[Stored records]

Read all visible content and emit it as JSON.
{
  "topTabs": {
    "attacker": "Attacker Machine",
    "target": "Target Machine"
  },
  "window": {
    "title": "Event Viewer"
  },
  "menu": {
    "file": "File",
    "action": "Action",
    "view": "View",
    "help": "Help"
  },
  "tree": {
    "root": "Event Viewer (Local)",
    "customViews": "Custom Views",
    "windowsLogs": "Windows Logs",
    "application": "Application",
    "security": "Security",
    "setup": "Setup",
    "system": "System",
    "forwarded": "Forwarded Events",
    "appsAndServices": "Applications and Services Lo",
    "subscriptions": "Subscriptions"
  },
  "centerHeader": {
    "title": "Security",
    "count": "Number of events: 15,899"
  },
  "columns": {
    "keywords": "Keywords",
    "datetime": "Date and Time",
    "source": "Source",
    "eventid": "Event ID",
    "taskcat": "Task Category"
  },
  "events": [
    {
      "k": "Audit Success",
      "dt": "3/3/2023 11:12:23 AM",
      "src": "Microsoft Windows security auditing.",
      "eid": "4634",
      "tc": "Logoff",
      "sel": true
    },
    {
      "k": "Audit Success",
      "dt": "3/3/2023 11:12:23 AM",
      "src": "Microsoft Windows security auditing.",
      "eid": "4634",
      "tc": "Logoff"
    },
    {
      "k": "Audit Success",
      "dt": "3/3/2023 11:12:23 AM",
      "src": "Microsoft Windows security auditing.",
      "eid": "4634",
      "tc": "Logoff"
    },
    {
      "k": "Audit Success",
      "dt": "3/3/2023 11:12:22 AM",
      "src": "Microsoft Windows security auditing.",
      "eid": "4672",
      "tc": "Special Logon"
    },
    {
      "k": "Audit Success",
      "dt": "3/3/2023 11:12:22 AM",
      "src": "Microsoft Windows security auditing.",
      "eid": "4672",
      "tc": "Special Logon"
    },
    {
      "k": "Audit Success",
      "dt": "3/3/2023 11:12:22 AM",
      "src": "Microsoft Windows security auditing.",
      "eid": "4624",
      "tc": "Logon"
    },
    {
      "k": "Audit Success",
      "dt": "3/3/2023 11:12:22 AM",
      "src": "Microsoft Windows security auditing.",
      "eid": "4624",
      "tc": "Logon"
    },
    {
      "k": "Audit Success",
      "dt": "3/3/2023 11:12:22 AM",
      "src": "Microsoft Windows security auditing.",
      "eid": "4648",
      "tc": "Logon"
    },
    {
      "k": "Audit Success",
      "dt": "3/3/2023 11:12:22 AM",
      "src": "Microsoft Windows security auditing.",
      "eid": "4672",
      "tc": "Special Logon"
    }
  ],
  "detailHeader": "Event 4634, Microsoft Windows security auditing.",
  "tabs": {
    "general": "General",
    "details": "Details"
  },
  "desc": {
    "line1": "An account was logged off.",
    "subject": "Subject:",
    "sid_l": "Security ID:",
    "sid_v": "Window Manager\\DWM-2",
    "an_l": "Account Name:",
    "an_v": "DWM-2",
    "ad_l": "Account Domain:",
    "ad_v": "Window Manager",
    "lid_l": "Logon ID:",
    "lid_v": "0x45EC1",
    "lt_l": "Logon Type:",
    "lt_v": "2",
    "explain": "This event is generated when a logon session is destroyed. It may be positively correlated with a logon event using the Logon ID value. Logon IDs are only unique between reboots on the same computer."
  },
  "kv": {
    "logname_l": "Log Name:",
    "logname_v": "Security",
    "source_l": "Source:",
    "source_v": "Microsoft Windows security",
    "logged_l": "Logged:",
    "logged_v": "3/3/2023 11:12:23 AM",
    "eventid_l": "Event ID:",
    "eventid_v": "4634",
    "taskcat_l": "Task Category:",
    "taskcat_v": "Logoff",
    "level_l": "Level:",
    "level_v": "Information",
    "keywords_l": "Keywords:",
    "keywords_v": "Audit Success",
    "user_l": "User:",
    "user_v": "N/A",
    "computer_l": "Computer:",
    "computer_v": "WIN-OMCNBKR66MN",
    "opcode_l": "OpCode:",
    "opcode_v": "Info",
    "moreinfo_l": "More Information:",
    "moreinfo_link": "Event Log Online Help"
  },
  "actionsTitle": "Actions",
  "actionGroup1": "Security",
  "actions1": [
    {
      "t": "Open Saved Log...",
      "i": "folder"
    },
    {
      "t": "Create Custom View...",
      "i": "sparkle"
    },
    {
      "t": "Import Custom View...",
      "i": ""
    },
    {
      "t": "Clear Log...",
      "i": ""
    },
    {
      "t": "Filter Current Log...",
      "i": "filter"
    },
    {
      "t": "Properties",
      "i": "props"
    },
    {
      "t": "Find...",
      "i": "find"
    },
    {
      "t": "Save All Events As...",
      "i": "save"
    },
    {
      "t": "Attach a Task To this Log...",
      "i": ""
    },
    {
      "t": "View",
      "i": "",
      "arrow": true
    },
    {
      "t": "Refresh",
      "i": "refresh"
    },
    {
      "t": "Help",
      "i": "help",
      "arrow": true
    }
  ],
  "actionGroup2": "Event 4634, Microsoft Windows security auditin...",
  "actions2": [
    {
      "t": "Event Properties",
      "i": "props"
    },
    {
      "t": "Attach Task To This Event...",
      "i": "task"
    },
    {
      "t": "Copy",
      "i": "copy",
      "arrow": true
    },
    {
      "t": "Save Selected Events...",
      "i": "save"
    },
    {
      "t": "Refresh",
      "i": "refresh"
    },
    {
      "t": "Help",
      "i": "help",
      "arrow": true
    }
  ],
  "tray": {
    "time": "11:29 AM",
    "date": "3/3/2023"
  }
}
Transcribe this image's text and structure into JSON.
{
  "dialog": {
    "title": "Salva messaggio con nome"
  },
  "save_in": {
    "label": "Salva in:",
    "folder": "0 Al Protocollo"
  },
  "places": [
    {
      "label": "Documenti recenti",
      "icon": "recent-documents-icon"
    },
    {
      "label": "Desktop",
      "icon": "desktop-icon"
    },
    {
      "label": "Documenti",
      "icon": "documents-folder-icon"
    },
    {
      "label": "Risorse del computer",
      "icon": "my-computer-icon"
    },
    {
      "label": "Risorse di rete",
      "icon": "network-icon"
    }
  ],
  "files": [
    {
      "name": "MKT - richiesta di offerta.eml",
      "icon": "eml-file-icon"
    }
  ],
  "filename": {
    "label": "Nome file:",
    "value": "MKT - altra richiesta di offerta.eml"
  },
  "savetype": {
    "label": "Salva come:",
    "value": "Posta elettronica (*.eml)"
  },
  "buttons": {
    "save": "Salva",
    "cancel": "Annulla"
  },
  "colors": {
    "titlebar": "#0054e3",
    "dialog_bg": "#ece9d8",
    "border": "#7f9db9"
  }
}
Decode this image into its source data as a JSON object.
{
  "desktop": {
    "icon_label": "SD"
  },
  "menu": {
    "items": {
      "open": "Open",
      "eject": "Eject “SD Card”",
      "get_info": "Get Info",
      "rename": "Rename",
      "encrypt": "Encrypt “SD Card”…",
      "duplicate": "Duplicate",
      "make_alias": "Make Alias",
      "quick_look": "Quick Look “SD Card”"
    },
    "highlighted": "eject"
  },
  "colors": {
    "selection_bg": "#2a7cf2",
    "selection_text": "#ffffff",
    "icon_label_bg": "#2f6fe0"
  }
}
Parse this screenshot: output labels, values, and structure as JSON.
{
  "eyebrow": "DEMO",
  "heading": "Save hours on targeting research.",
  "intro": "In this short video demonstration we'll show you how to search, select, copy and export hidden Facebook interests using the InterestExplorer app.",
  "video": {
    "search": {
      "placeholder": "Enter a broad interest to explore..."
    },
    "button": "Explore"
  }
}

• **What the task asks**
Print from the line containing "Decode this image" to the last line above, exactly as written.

• **Written solution**
Decode this image into its source data as a JSON object.
{
  "desktop": {
    "icon_label": "SD"
  },
  "menu": {
    "items": {
      "open": "Open",
      "eject": "Eject “SD Card”",
      "get_info": "Get Info",
      "rename": "Rename",
      "encrypt": "Encrypt “SD Card”…",
      "duplicate": "Duplicate",
      "make_alias": "Make Alias",
      "quick_look": "Quick Look “SD Card”"
    },
    "highlighted": "eject"
  },
  "colors": {
    "selection_bg": "#2a7cf2",
    "selection_text": "#ffffff",
    "icon_label_bg": "#2f6fe0"
  }
}
Parse this screenshot: output labels, values, and structure as JSON.
{
  "eyebrow": "DEMO",
  "heading": "Save hours on targeting research.",
  "intro": "In this short video demonstration we'll show you how to search, select, copy and export hidden Facebook interests using the InterestExplorer app.",
  "video": {
    "search": {
      "placeholder": "Enter a broad interest to explore..."
    },
    "button": "Explore"
  }
}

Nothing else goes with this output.